Every authentic form of thought contains at its core an undeconstructible point. For Derrida, this is the point where it attains or yearns for justice, or where it dwells in contact with an opening to the other that no single utterance could represent or contain.
Everything that swirls around that point in terms of dualities and networks of signification that can be deconstructed, words whose meanings can be debated and multiplied, metaphysical biases that can be diagnosed, good or bad readings of the tradition, etc.–all of that is extrinsic. Helpful to a degree, these considerations risk degrading a reading into a scholarly exercise, willfully overlooking the key point. It goes so far as to deny even the existence of such a point, whereupon the worth of the work is easily dissolved into a simulacra.
At the same time, to approach or grasp the undeconstructible, one has to pass through the deconstructible—words and their arrangements, concepts and their heritages, rhetorical strategies, references, in sum the entire level of the text which is subject to technique, repetition, reproduction, common language and convention, etc. One passes through all this earnestly, trustingly, in order to experience what cannot be reduced in it, what is singular and cannot be decomposed into these elements, in other words, what is undeconstructible and escapes knowing and objectivity. The temptation is to get stuck on one of the decomposed elements and to use it as the lens through which to judge the work as a whole; this inevitably induces a myopia that prides itself on being all-seeing. But the undeconstructible inhibits such judgments, and whoever has a nose for it will hold back from making them.

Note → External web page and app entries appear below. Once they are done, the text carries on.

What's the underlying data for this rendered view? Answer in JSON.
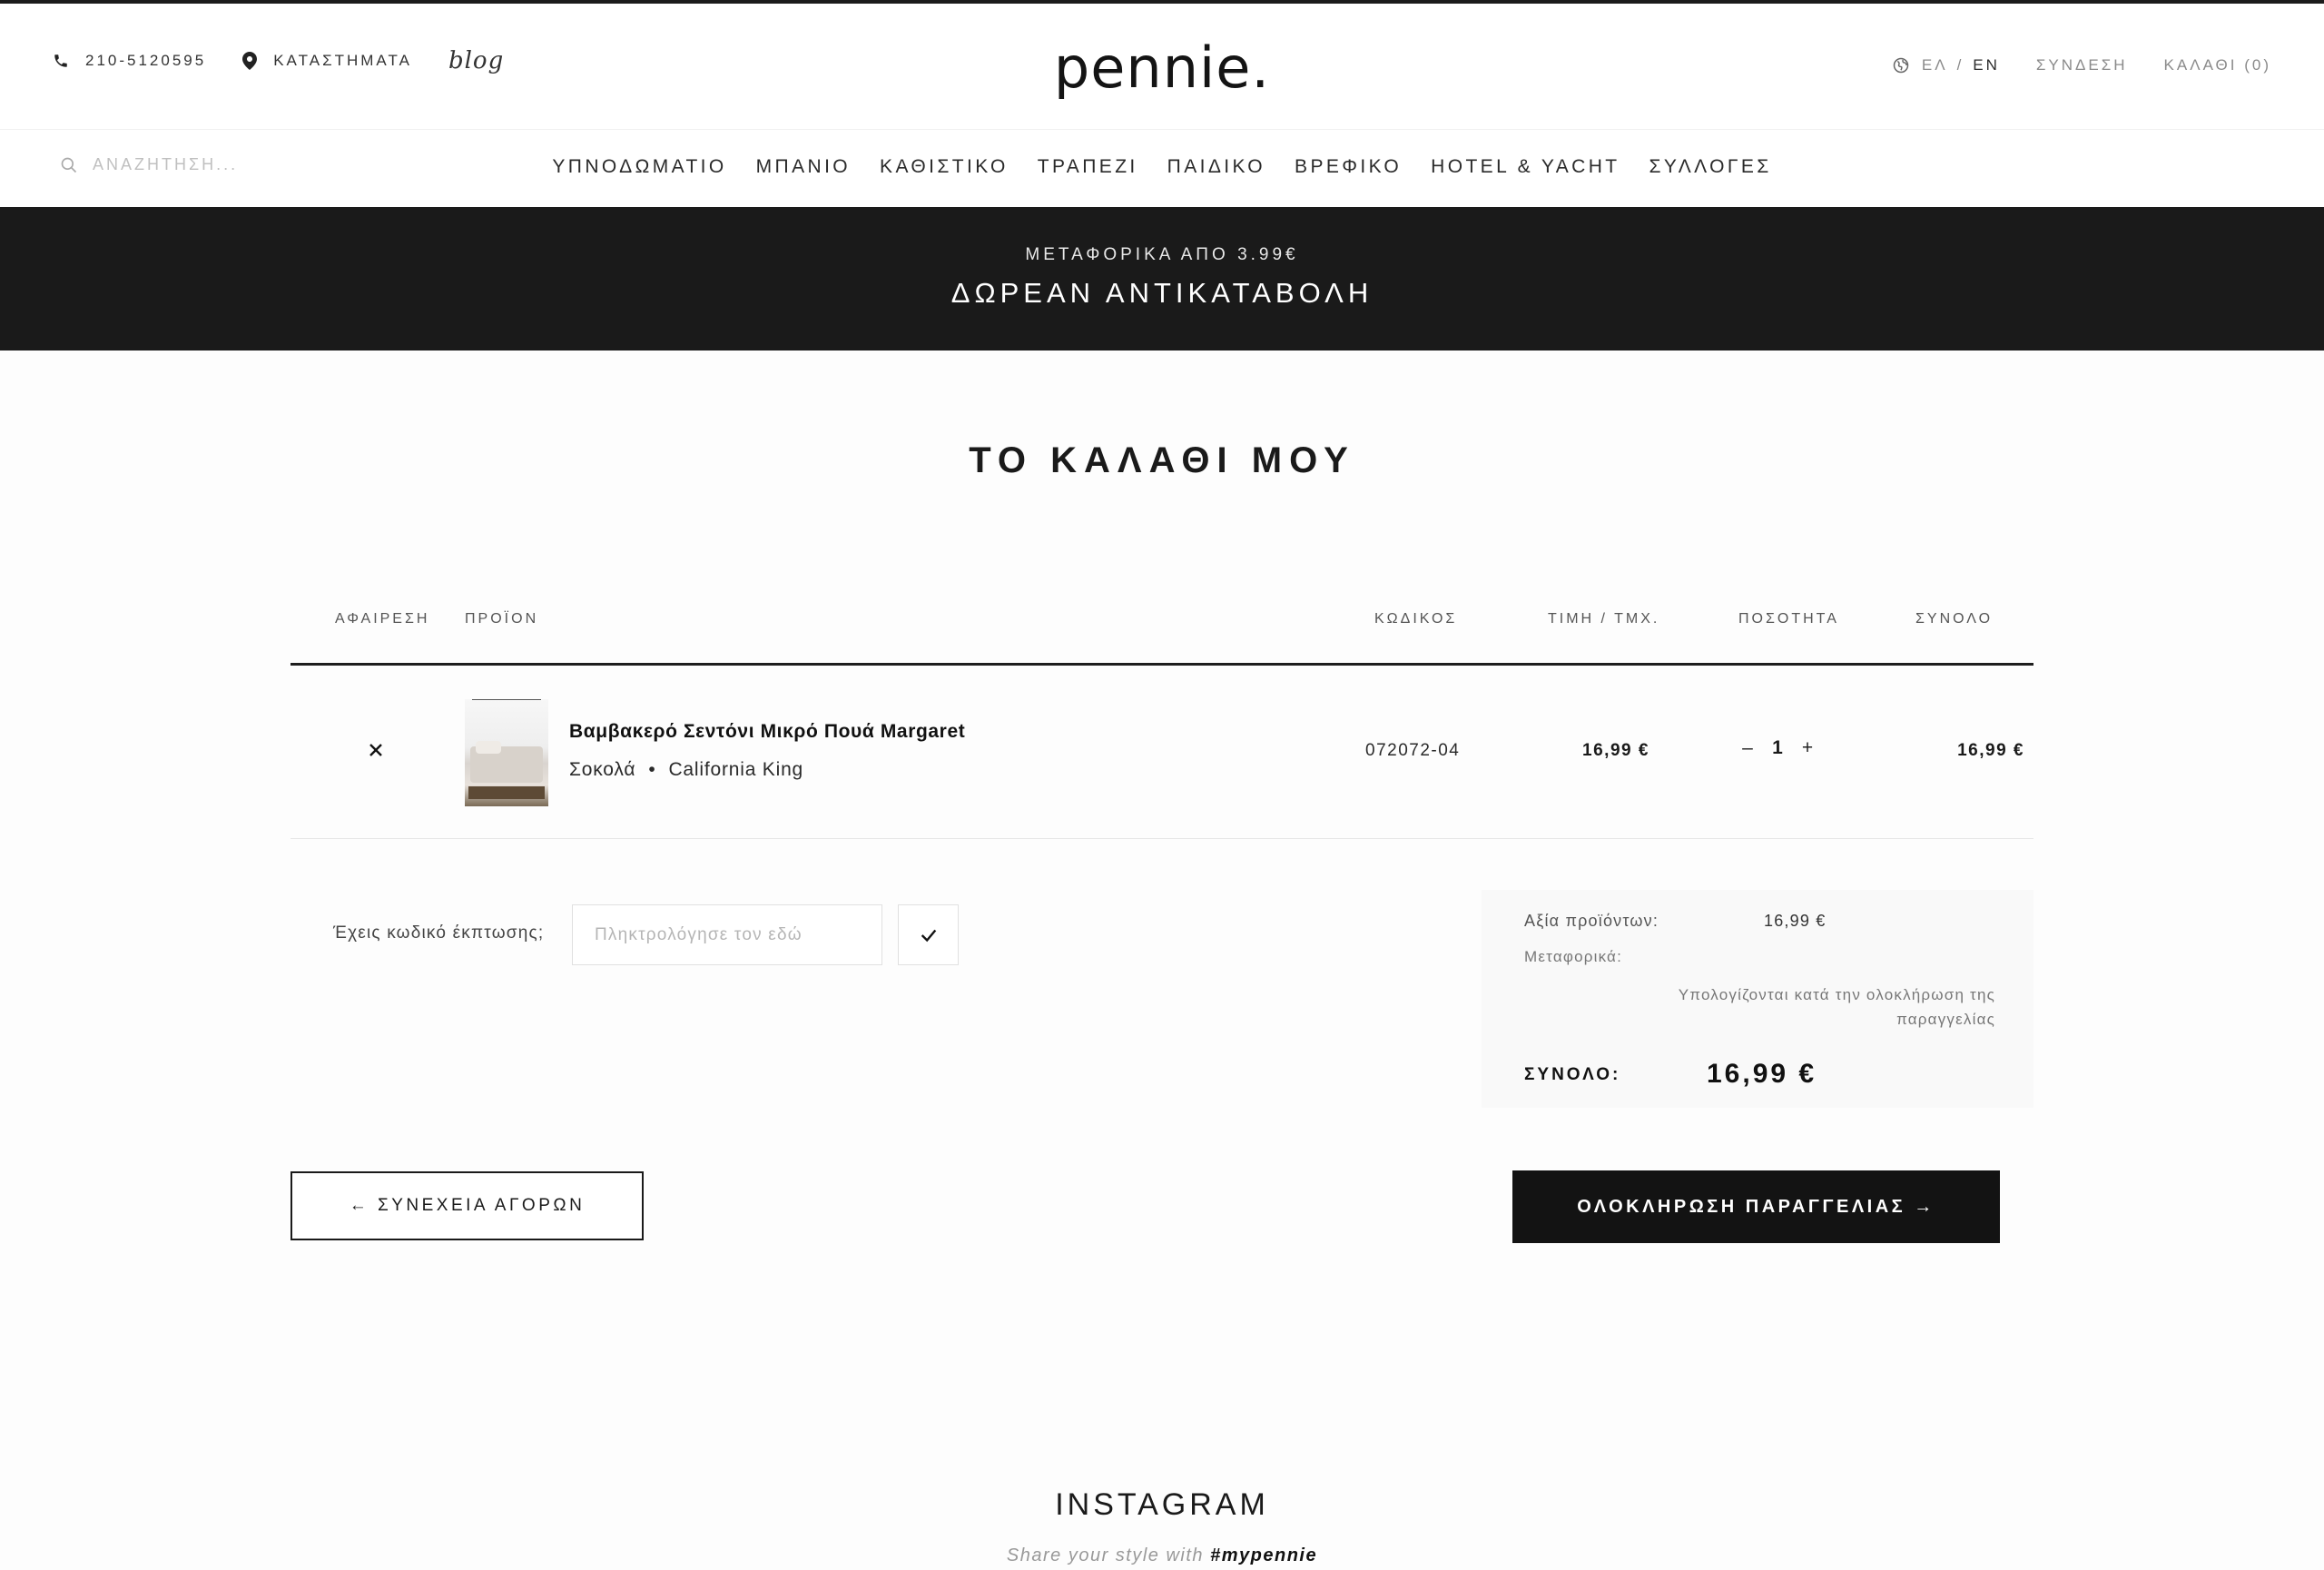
{
  "header": {
    "phone": "210-5120595",
    "stores_label": "ΚΑΤΑΣΤΗΜΑΤΑ",
    "blog_label": "blog",
    "logo": "pennie.",
    "lang_el": "ΕΛ",
    "lang_sep": "/",
    "lang_en": "EN",
    "login_label": "ΣΥΝΔΕΣΗ",
    "cart_label": "ΚΑΛΑΘΙ (0)"
  },
  "search": {
    "placeholder": "ΑΝΑΖΗΤΗΣΗ..."
  },
  "nav": {
    "items": [
      {
        "label": "ΥΠΝΟΔΩΜΑΤΙΟ"
      },
      {
        "label": "ΜΠΑΝΙΟ"
      },
      {
        "label": "ΚΑΘΙΣΤΙΚΟ"
      },
      {
        "label": "ΤΡΑΠΕΖΙ"
      },
      {
        "label": "ΠΑΙΔΙΚΟ"
      },
      {
        "label": "ΒΡΕΦΙΚΟ"
      },
      {
        "label": "HOTEL & YACHT"
      },
      {
        "label": "ΣΥΛΛΟΓΕΣ"
      }
    ]
  },
  "banner": {
    "line1": "ΜΕΤΑΦΟΡΙΚΑ ΑΠΟ 3.99€",
    "line2": "ΔΩΡΕΑΝ ΑΝΤΙΚΑΤΑΒΟΛΗ"
  },
  "page_title": "ΤΟ ΚΑΛΑΘΙ ΜΟΥ",
  "table": {
    "headers": {
      "remove": "ΑΦΑΙΡΕΣΗ",
      "product": "ΠΡΟΪΟΝ",
      "code": "ΚΩΔΙΚΟΣ",
      "unit_price": "ΤΙΜΗ / ΤΜΧ.",
      "quantity": "ΠΟΣΟΤΗΤΑ",
      "total": "ΣΥΝΟΛΟ"
    },
    "rows": [
      {
        "name": "Βαμβακερό Σεντόνι Μικρό Πουά Margaret",
        "color": "Σοκολά",
        "bullet": "•",
        "size": "California King",
        "code": "072072-04",
        "price": "16,99 €",
        "quantity": "1",
        "minus": "–",
        "plus": "+",
        "total": "16,99 €"
      }
    ]
  },
  "coupon": {
    "label": "Έχεις κωδικό έκπτωσης;",
    "placeholder": "Πληκτρολόγησε τον εδώ"
  },
  "summary": {
    "products_label": "Αξία προϊόντων:",
    "products_value": "16,99 €",
    "shipping_label": "Μεταφορικά:",
    "shipping_note": "Υπολογίζονται κατά την ολοκλήρωση της παραγγελίας",
    "total_label": "ΣΥΝΟΛΟ:",
    "total_value": "16,99 €"
  },
  "buttons": {
    "continue": "← ΣΥΝΕΧΕΙΑ ΑΓΟΡΩΝ",
    "checkout": "ΟΛΟΚΛΗΡΩΣΗ ΠΑΡΑΓΓΕΛΙΑΣ →"
  },
  "instagram": {
    "title": "INSTAGRAM",
    "subtitle": "Share your style with",
    "hashtag": "#mypennie"
  },
  "icons": {
    "phone": "phone-icon",
    "stores": "location-pin-icon",
    "language": "globe-icon",
    "search": "search-icon",
    "remove": "close-icon",
    "apply_coupon": "checkmark-icon"
  }
}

Obviously, it is much easier to comment based on decomposed elements, from partial or outside perspectives which want to know nothing about the undeconstructible and thus justify without trouble a global judgment on the whole, foreclosing its otherness, its resistance, its excess. A commentary that does the opposite—which keys in on the one key thing that cannot be located or indicated and that in some sense lies underneath all deconstructible elements—such a commentary is immediately thrust into the imperative of justice itself. It is tasked not with exposing an author’s shortcomings but with preserving the singularity of their thought. That alone communicates the hope they had and struggled to encode through a thousand compromising repetitions. It is respect.
Accessing this point and getting a feel for its singularity means going a very long road with an author, slowly digesting this one point by meticulously comprehending and experimenting with the apparatus they construct to conduct the undeconstructible, gradually discarding any impression of strictness or limitation in the deconstructible structures they present. The longer that path, the more enjoyable. The greater the breadth it grants to experimentation, the more it gives to think. For the more it leads us to our own singularities, the more just it will be.
But to get there, one must credit the author with having a genuine concern for all this, since without that trust the key point won’t be found or even allowed to appear. It depends on the reader to see underneath, to slip into the structures that can only undo themselves and disappear for the sake of being thought. A work is the presentation of its thinking of this point, which cannot be said to exist, and yet guides the entire construction, point by point. Reading follows the trail, faithfully, but only to get lost in what, for reasons of justice, must remain unpresented.